    Equally, I was enlightened by a rare local Af/Am studies Prof named Vince DeLusia that those kingdoms of Africa probably benefitted from having oral traditions rather than written ones, if for no other reason than that the horrors of slavery and disapora were documented in comparitively rapid mass messaging formats.

    Mass communication via mass media was perhaps the dumbest thing the evil ol’ “whiteman” ever did–to himself–with the help of that other white meat in Hollywood of course;-)

    Racism: the gift that keeps on giving…

  7. #7 Greg Laden
    April 21, 2008

    Frankly, I do prefer original sources (travelers accounts, etc.) and archaeology, and find the intervening historical studies to be less compelling.

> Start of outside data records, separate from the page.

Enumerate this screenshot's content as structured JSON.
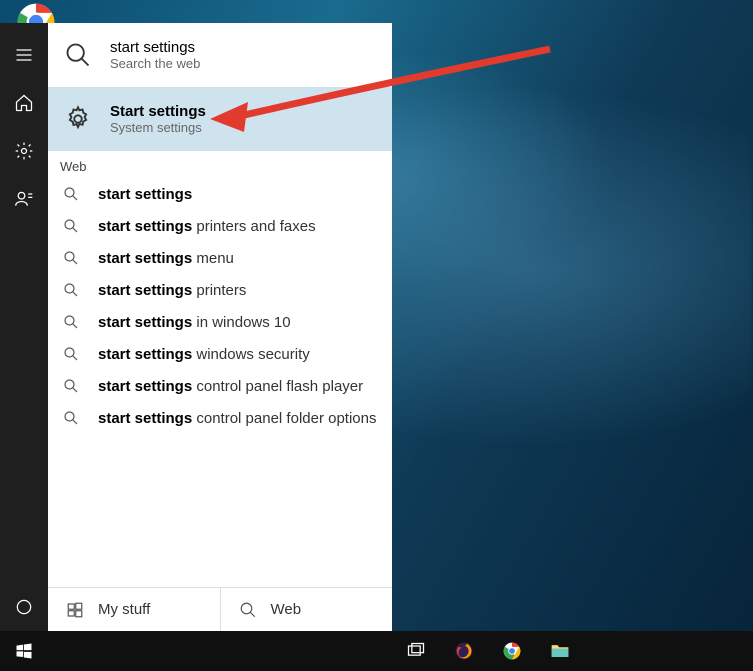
{
  "desktop": {
    "icon_name": "Google Chrome"
  },
  "search": {
    "top_result": {
      "title": "start settings",
      "subtitle": "Search the web"
    },
    "best_match": {
      "title": "Start settings",
      "subtitle": "System settings"
    },
    "web_section_label": "Web",
    "web_suggestions": [
      {
        "bold": "start settings",
        "rest": ""
      },
      {
        "bold": "start settings",
        "rest": " printers and faxes"
      },
      {
        "bold": "start settings",
        "rest": " menu"
      },
      {
        "bold": "start settings",
        "rest": " printers"
      },
      {
        "bold": "start settings",
        "rest": " in windows 10"
      },
      {
        "bold": "start settings",
        "rest": " windows security"
      },
      {
        "bold": "start settings",
        "rest": " control panel flash player"
      },
      {
        "bold": "start settings",
        "rest": " control panel folder options"
      }
    ],
    "footer": {
      "mystuff_label": "My stuff",
      "web_label": "Web"
    },
    "query": "Start settings"
  },
  "taskbar": {
    "apps": [
      {
        "name": "task-view"
      },
      {
        "name": "firefox"
      },
      {
        "name": "chrome"
      },
      {
        "name": "file-explorer"
      }
    ]
  }
}
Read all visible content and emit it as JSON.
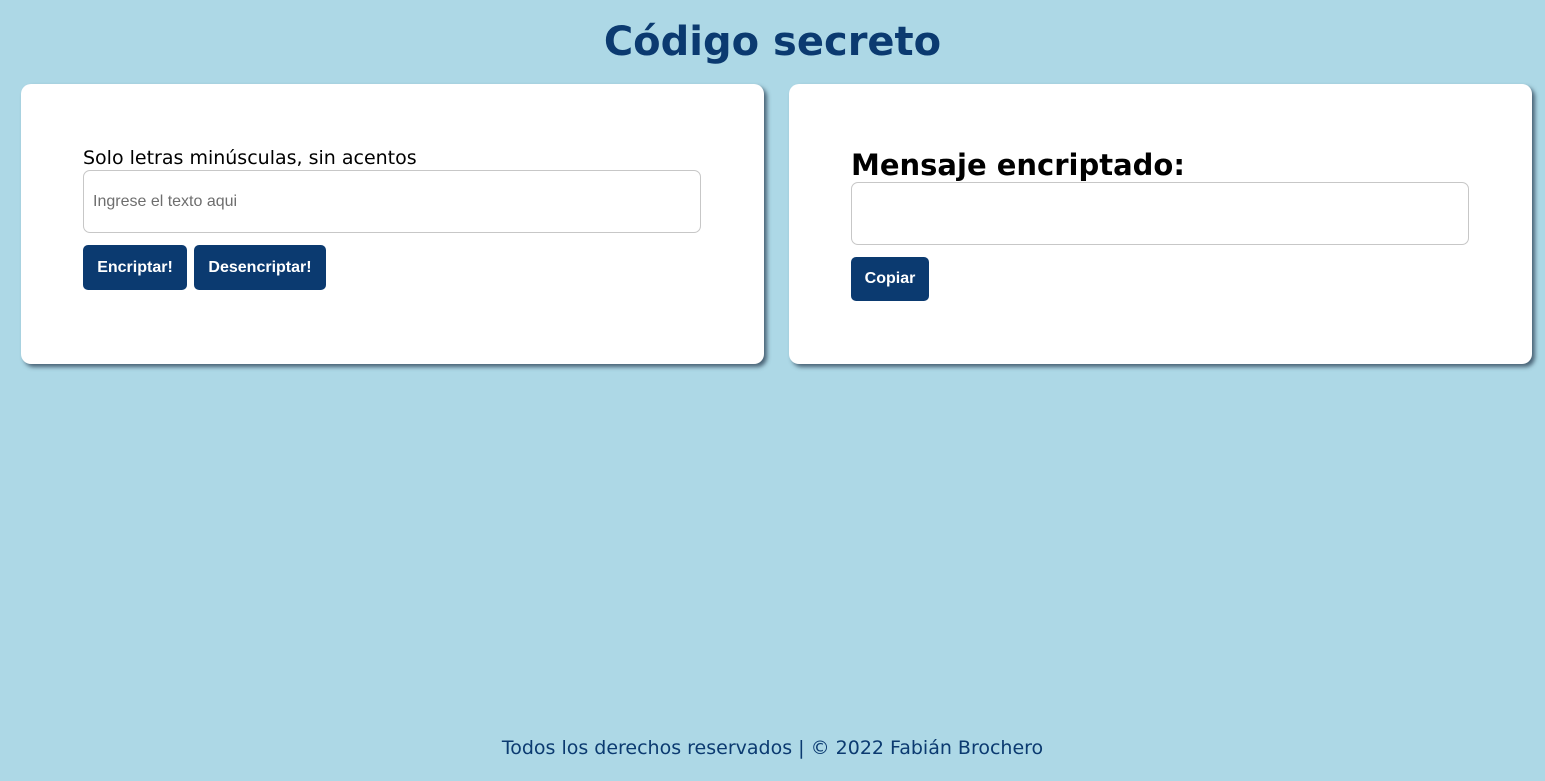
{
  "header": {
    "title": "Código secreto"
  },
  "encrypt_panel": {
    "instruction": "Solo letras minúsculas, sin acentos",
    "input": {
      "value": "",
      "placeholder": "Ingrese el texto aqui"
    },
    "encrypt_label": "Encriptar!",
    "decrypt_label": "Desencriptar!"
  },
  "result_panel": {
    "heading": "Mensaje encriptado:",
    "output": {
      "value": ""
    },
    "copy_label": "Copiar"
  },
  "footer": {
    "text": "Todos los derechos reservados | © 2022 Fabián Brochero"
  },
  "colors": {
    "background": "#add8e6",
    "accent": "#0b3a70",
    "card": "#ffffff"
  }
}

    But really, you should look at King Leopold’s Ghost: A Story of Greed, Terror, and Heroism in Colonial Africa

  8. #8 Hendrik
    April 22, 2008

    Greg said: “The Bushman might not have anything to worry about, but they were listed by whites as “vermin” and allowed to be shot if found on your (white) farm, and are still not considered fully human by many whites in southern Africa.”

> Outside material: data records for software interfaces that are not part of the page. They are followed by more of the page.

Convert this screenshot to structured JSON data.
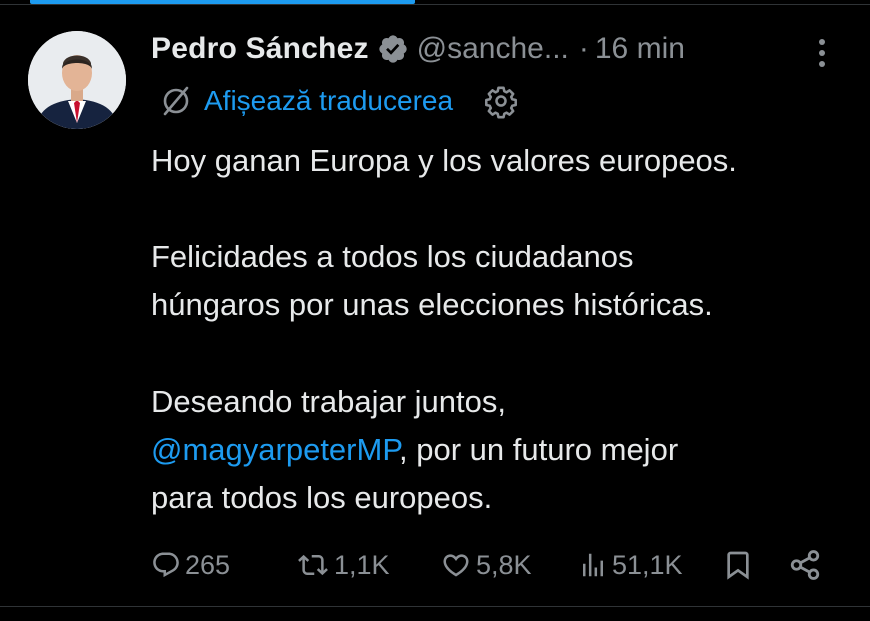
{
  "tweet": {
    "author_name": "Pedro Sánchez",
    "handle": "@sanche...",
    "separator": "·",
    "time": "16 min",
    "translate_label": "Afișează traducerea",
    "text_lines": [
      "Hoy ganan Europa y los valores europeos.",
      "Felicidades a todos los ciudadanos",
      "húngaros por unas elecciones históricas.",
      "Deseando trabajar juntos,"
    ],
    "mention": "@magyarpeterMP",
    "mention_suffix": ", por un futuro mejor",
    "last_line": "para todos los europeos."
  },
  "actions": {
    "replies": "265",
    "reposts": "1,1K",
    "likes": "5,8K",
    "views": "51,1K"
  },
  "colors": {
    "background": "#000000",
    "text": "#e7e9ea",
    "muted": "#8b9095",
    "accent": "#1d9bf0"
  },
  "icons": [
    "verified-badge-icon",
    "more-options-icon",
    "translate-globe-icon",
    "settings-gear-icon",
    "reply-icon",
    "repost-icon",
    "like-icon",
    "views-icon",
    "bookmark-icon",
    "share-icon"
  ]
}
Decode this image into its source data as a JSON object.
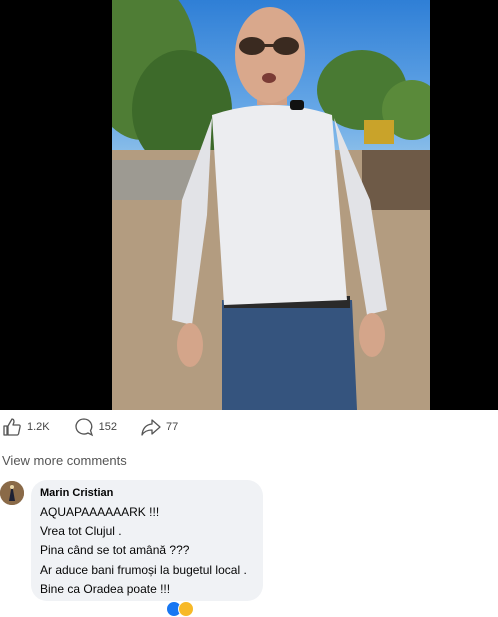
{
  "post": {
    "reactions_count": "1.2K",
    "comments_count": "152",
    "shares_count": "77"
  },
  "view_more_comments": "View more comments",
  "comment": {
    "author": "Marin Cristian",
    "lines": [
      "AQUAPAAAAAARK !!!",
      "Vrea tot Clujul .",
      "Pina când se tot amână ???",
      "Ar aduce bani frumoși la bugetul local .",
      "Bine ca Oradea poate !!!"
    ]
  },
  "icons": {
    "like": "thumbs-up-icon",
    "comment": "speech-bubble-icon",
    "share": "share-arrow-icon"
  },
  "colors": {
    "bubble": "#f0f2f5",
    "text": "#050505",
    "muted": "#65676b",
    "like_blue": "#1877f2",
    "love_red": "#f33e58",
    "haha_yellow": "#f7b928"
  }
}
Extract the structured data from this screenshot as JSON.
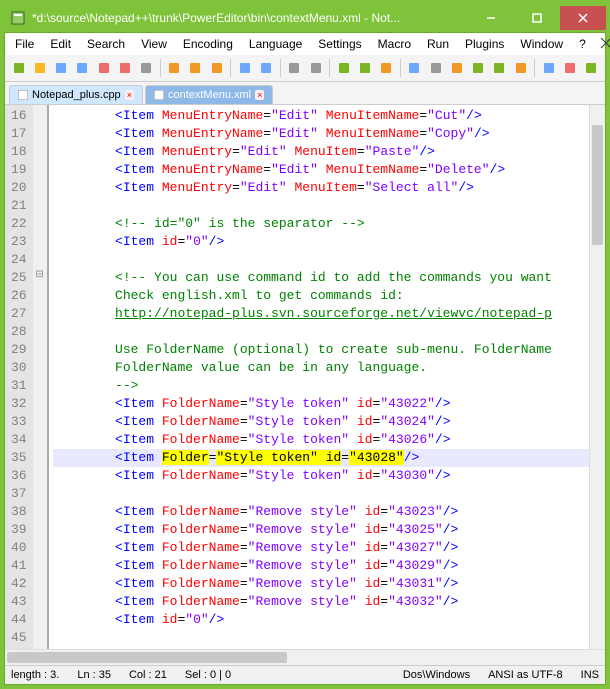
{
  "title": "*d:\\source\\Notepad++\\trunk\\PowerEditor\\bin\\contextMenu.xml - Not...",
  "menu": [
    "File",
    "Edit",
    "Search",
    "View",
    "Encoding",
    "Language",
    "Settings",
    "Macro",
    "Run",
    "Plugins",
    "Window",
    "?"
  ],
  "tabs": [
    {
      "label": "Notepad_plus.cpp",
      "active": false
    },
    {
      "label": "contextMenu.xml",
      "active": true
    }
  ],
  "lines": [
    {
      "n": 16,
      "tokens": [
        {
          "t": "<Item ",
          "c": "tag"
        },
        {
          "t": "MenuEntryName",
          "c": "attr"
        },
        {
          "t": "=",
          "c": "blk"
        },
        {
          "t": "\"Edit\"",
          "c": "str"
        },
        {
          "t": " MenuItemName",
          "c": "attr"
        },
        {
          "t": "=",
          "c": "blk"
        },
        {
          "t": "\"Cut\"",
          "c": "str"
        },
        {
          "t": "/>",
          "c": "tag"
        }
      ]
    },
    {
      "n": 17,
      "tokens": [
        {
          "t": "<Item ",
          "c": "tag"
        },
        {
          "t": "MenuEntryName",
          "c": "attr"
        },
        {
          "t": "=",
          "c": "blk"
        },
        {
          "t": "\"Edit\"",
          "c": "str"
        },
        {
          "t": " MenuItemName",
          "c": "attr"
        },
        {
          "t": "=",
          "c": "blk"
        },
        {
          "t": "\"Copy\"",
          "c": "str"
        },
        {
          "t": "/>",
          "c": "tag"
        }
      ]
    },
    {
      "n": 18,
      "tokens": [
        {
          "t": "<Item ",
          "c": "tag"
        },
        {
          "t": "MenuEntry",
          "c": "attr"
        },
        {
          "t": "=",
          "c": "blk"
        },
        {
          "t": "\"Edit\"",
          "c": "str"
        },
        {
          "t": " MenuItem",
          "c": "attr"
        },
        {
          "t": "=",
          "c": "blk"
        },
        {
          "t": "\"Paste\"",
          "c": "str"
        },
        {
          "t": "/>",
          "c": "tag"
        }
      ]
    },
    {
      "n": 19,
      "tokens": [
        {
          "t": "<Item ",
          "c": "tag"
        },
        {
          "t": "MenuEntryName",
          "c": "attr"
        },
        {
          "t": "=",
          "c": "blk"
        },
        {
          "t": "\"Edit\"",
          "c": "str"
        },
        {
          "t": " MenuItemName",
          "c": "attr"
        },
        {
          "t": "=",
          "c": "blk"
        },
        {
          "t": "\"Delete\"",
          "c": "str"
        },
        {
          "t": "/>",
          "c": "tag"
        }
      ]
    },
    {
      "n": 20,
      "tokens": [
        {
          "t": "<Item ",
          "c": "tag"
        },
        {
          "t": "MenuEntry",
          "c": "attr"
        },
        {
          "t": "=",
          "c": "blk"
        },
        {
          "t": "\"Edit\"",
          "c": "str"
        },
        {
          "t": " MenuItem",
          "c": "attr"
        },
        {
          "t": "=",
          "c": "blk"
        },
        {
          "t": "\"Select all\"",
          "c": "str"
        },
        {
          "t": "/>",
          "c": "tag"
        }
      ]
    },
    {
      "n": 21,
      "tokens": []
    },
    {
      "n": 22,
      "tokens": [
        {
          "t": "<!-- id=\"0\" is the separator -->",
          "c": "cmt"
        }
      ]
    },
    {
      "n": 23,
      "tokens": [
        {
          "t": "<Item ",
          "c": "tag"
        },
        {
          "t": "id",
          "c": "attr"
        },
        {
          "t": "=",
          "c": "blk"
        },
        {
          "t": "\"0\"",
          "c": "str"
        },
        {
          "t": "/>",
          "c": "tag"
        }
      ]
    },
    {
      "n": 24,
      "tokens": []
    },
    {
      "n": 25,
      "tokens": [
        {
          "t": "<!-- You can use command id to add the commands you want",
          "c": "cmt"
        }
      ],
      "fold": "-"
    },
    {
      "n": 26,
      "tokens": [
        {
          "t": "Check english.xml to get commands id:",
          "c": "cmt"
        }
      ]
    },
    {
      "n": 27,
      "tokens": [
        {
          "t": "http://notepad-plus.svn.sourceforge.net/viewvc/notepad-p",
          "c": "cmt underline"
        }
      ]
    },
    {
      "n": 28,
      "tokens": []
    },
    {
      "n": 29,
      "tokens": [
        {
          "t": "Use FolderName (optional) to create sub-menu. FolderName",
          "c": "cmt"
        }
      ]
    },
    {
      "n": 30,
      "tokens": [
        {
          "t": "FolderName value can be in any language.",
          "c": "cmt"
        }
      ]
    },
    {
      "n": 31,
      "tokens": [
        {
          "t": "-->",
          "c": "cmt"
        }
      ]
    },
    {
      "n": 32,
      "tokens": [
        {
          "t": "<Item ",
          "c": "tag"
        },
        {
          "t": "FolderName",
          "c": "attr"
        },
        {
          "t": "=",
          "c": "blk"
        },
        {
          "t": "\"Style token\"",
          "c": "str"
        },
        {
          "t": " id",
          "c": "attr"
        },
        {
          "t": "=",
          "c": "blk"
        },
        {
          "t": "\"43022\"",
          "c": "str"
        },
        {
          "t": "/>",
          "c": "tag"
        }
      ]
    },
    {
      "n": 33,
      "tokens": [
        {
          "t": "<Item ",
          "c": "tag"
        },
        {
          "t": "FolderName",
          "c": "attr"
        },
        {
          "t": "=",
          "c": "blk"
        },
        {
          "t": "\"Style token\"",
          "c": "str"
        },
        {
          "t": " id",
          "c": "attr"
        },
        {
          "t": "=",
          "c": "blk"
        },
        {
          "t": "\"43024\"",
          "c": "str"
        },
        {
          "t": "/>",
          "c": "tag"
        }
      ]
    },
    {
      "n": 34,
      "tokens": [
        {
          "t": "<Item ",
          "c": "tag"
        },
        {
          "t": "FolderName",
          "c": "attr"
        },
        {
          "t": "=",
          "c": "blk"
        },
        {
          "t": "\"Style token\"",
          "c": "str"
        },
        {
          "t": " id",
          "c": "attr"
        },
        {
          "t": "=",
          "c": "blk"
        },
        {
          "t": "\"43026\"",
          "c": "str"
        },
        {
          "t": "/>",
          "c": "tag"
        }
      ]
    },
    {
      "n": 35,
      "hl": true,
      "tokens": [
        {
          "t": "<Item ",
          "c": "tag"
        },
        {
          "t": "Folder",
          "c": "hly"
        },
        {
          "t": "=",
          "c": "blk"
        },
        {
          "t": "\"Style token\" ",
          "c": "hly"
        },
        {
          "t": "id",
          "c": "hly"
        },
        {
          "t": "=",
          "c": "blk"
        },
        {
          "t": "\"43028\"",
          "c": "hly"
        },
        {
          "t": "/>",
          "c": "tag"
        }
      ]
    },
    {
      "n": 36,
      "tokens": [
        {
          "t": "<Item ",
          "c": "tag"
        },
        {
          "t": "FolderName",
          "c": "attr"
        },
        {
          "t": "=",
          "c": "blk"
        },
        {
          "t": "\"Style token\"",
          "c": "str"
        },
        {
          "t": " id",
          "c": "attr"
        },
        {
          "t": "=",
          "c": "blk"
        },
        {
          "t": "\"43030\"",
          "c": "str"
        },
        {
          "t": "/>",
          "c": "tag"
        }
      ]
    },
    {
      "n": 37,
      "tokens": []
    },
    {
      "n": 38,
      "tokens": [
        {
          "t": "<Item ",
          "c": "tag"
        },
        {
          "t": "FolderName",
          "c": "attr"
        },
        {
          "t": "=",
          "c": "blk"
        },
        {
          "t": "\"Remove style\"",
          "c": "str"
        },
        {
          "t": " id",
          "c": "attr"
        },
        {
          "t": "=",
          "c": "blk"
        },
        {
          "t": "\"43023\"",
          "c": "str"
        },
        {
          "t": "/>",
          "c": "tag"
        }
      ]
    },
    {
      "n": 39,
      "tokens": [
        {
          "t": "<Item ",
          "c": "tag"
        },
        {
          "t": "FolderName",
          "c": "attr"
        },
        {
          "t": "=",
          "c": "blk"
        },
        {
          "t": "\"Remove style\"",
          "c": "str"
        },
        {
          "t": " id",
          "c": "attr"
        },
        {
          "t": "=",
          "c": "blk"
        },
        {
          "t": "\"43025\"",
          "c": "str"
        },
        {
          "t": "/>",
          "c": "tag"
        }
      ]
    },
    {
      "n": 40,
      "tokens": [
        {
          "t": "<Item ",
          "c": "tag"
        },
        {
          "t": "FolderName",
          "c": "attr"
        },
        {
          "t": "=",
          "c": "blk"
        },
        {
          "t": "\"Remove style\"",
          "c": "str"
        },
        {
          "t": " id",
          "c": "attr"
        },
        {
          "t": "=",
          "c": "blk"
        },
        {
          "t": "\"43027\"",
          "c": "str"
        },
        {
          "t": "/>",
          "c": "tag"
        }
      ]
    },
    {
      "n": 41,
      "tokens": [
        {
          "t": "<Item ",
          "c": "tag"
        },
        {
          "t": "FolderName",
          "c": "attr"
        },
        {
          "t": "=",
          "c": "blk"
        },
        {
          "t": "\"Remove style\"",
          "c": "str"
        },
        {
          "t": " id",
          "c": "attr"
        },
        {
          "t": "=",
          "c": "blk"
        },
        {
          "t": "\"43029\"",
          "c": "str"
        },
        {
          "t": "/>",
          "c": "tag"
        }
      ]
    },
    {
      "n": 42,
      "tokens": [
        {
          "t": "<Item ",
          "c": "tag"
        },
        {
          "t": "FolderName",
          "c": "attr"
        },
        {
          "t": "=",
          "c": "blk"
        },
        {
          "t": "\"Remove style\"",
          "c": "str"
        },
        {
          "t": " id",
          "c": "attr"
        },
        {
          "t": "=",
          "c": "blk"
        },
        {
          "t": "\"43031\"",
          "c": "str"
        },
        {
          "t": "/>",
          "c": "tag"
        }
      ]
    },
    {
      "n": 43,
      "tokens": [
        {
          "t": "<Item ",
          "c": "tag"
        },
        {
          "t": "FolderName",
          "c": "attr"
        },
        {
          "t": "=",
          "c": "blk"
        },
        {
          "t": "\"Remove style\"",
          "c": "str"
        },
        {
          "t": " id",
          "c": "attr"
        },
        {
          "t": "=",
          "c": "blk"
        },
        {
          "t": "\"43032\"",
          "c": "str"
        },
        {
          "t": "/>",
          "c": "tag"
        }
      ]
    },
    {
      "n": 44,
      "tokens": [
        {
          "t": "<Item ",
          "c": "tag"
        },
        {
          "t": "id",
          "c": "attr"
        },
        {
          "t": "=",
          "c": "blk"
        },
        {
          "t": "\"0\"",
          "c": "str"
        },
        {
          "t": "/>",
          "c": "tag"
        }
      ]
    },
    {
      "n": 45,
      "tokens": []
    }
  ],
  "status": {
    "length": "length : 3.",
    "ln": "Ln : 35",
    "col": "Col : 21",
    "sel": "Sel : 0 | 0",
    "eol": "Dos\\Windows",
    "enc": "ANSI as UTF-8",
    "mode": "INS"
  },
  "toolbar_icons": [
    "new",
    "open",
    "save",
    "save-all",
    "close",
    "close-all",
    "print",
    "cut",
    "copy",
    "paste",
    "undo",
    "redo",
    "find",
    "replace",
    "zoom-in",
    "zoom-out",
    "sync",
    "wrap",
    "chars",
    "indent",
    "fold",
    "unfold",
    "doc-map",
    "func-list",
    "record",
    "play"
  ]
}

    Holy cr@p dude. The first part of that sentence might or might not have been true in the seventeenth and eighteenth centuries – roughly the same time when white Americans were comprehensively exterminating the Native American peoples. The last part of your sentence is plain and simple BS and I would love to see your substantiation thereof. But hey, don’t let the truth get in the way of a good generalisation.

    Usually, I’m just another lurking supporter. Today I am a pissed off white South African.

  9. #9 Greg Laden
    April 22, 2008

    Hendrik:

    I work in South Africa and know many white south Africans, and this statement applies to almost none that I know. Certainly none that I work with. In any blatant way.

    But every now and then I run into it. Honestly.

    Perhaps you object to the term “many” … let me say that that is not meant to (nor would it in normal parlance) mean “most” or really anything else specific.

    In addition, among the relatively liberal and self-defined-as-not-racist white South Africans that I know, there is indeed racism.

    I hear “I’m not a racist, but…. [fill in racist comment]” an uncomfortably large number of times. I quickly add that bushmen are rarely mentioned in the cities, but I work in bushman land, and I know a lot of farmers. It’s really true, man.

    Having said all that, I also must add that a very large percentage of the White South Africans in South Africa that I know are very supportive of the new ideals of the New South Africa, often much more vigorously, emotionally, and stridently than most American liberals that I know are about parallel issues of racism in America. It is very impressive.

  10. #10 Hendrik
    April 22, 2008

    Greg,
    Notice that you are changing the subject ever so slightly. I’m not denying the fact that racism is present in South Africa – it undeniably exists amongst (some / many / most – you pick one) people belonging to the white, black, Indian – whatever – groups in SA. As it exists everywhere else on the planet.

    As stated before, my gripe was specifically with the second part of that sentence – “…not considered fully human…” That would be considerably harsher than just your “garden variety” of racism and brings (to me certainly!) Hollywood visions of people with shotguns and dogs hunting down someone in the Louisiana swamps.

    In case you consider the objection to be trivial, let me illustrate as follows:
    [1] “a lesser human” – is still a human, whereas
    [2] “not fully human” or “less than human” – is not human, so would be an animal.
    Does that distinction make grammatical sense? (Let’s ignore the moral bankruptcy of both, for the present discussion).

    It would be inconceivable that you have really met people in this century in Bushmanland who still believe the second proposition above. If so, they must be backward to the extent of being illiterate, or you must have accidentally walked onto the set of “Deliverance ll – the African Adventure” in the making.

    I am probably over-sensitive on this specific subject, given our history and our current political climate. Drop me a mail when you next land at JNB so I can buy you a beer.
    Beste Groete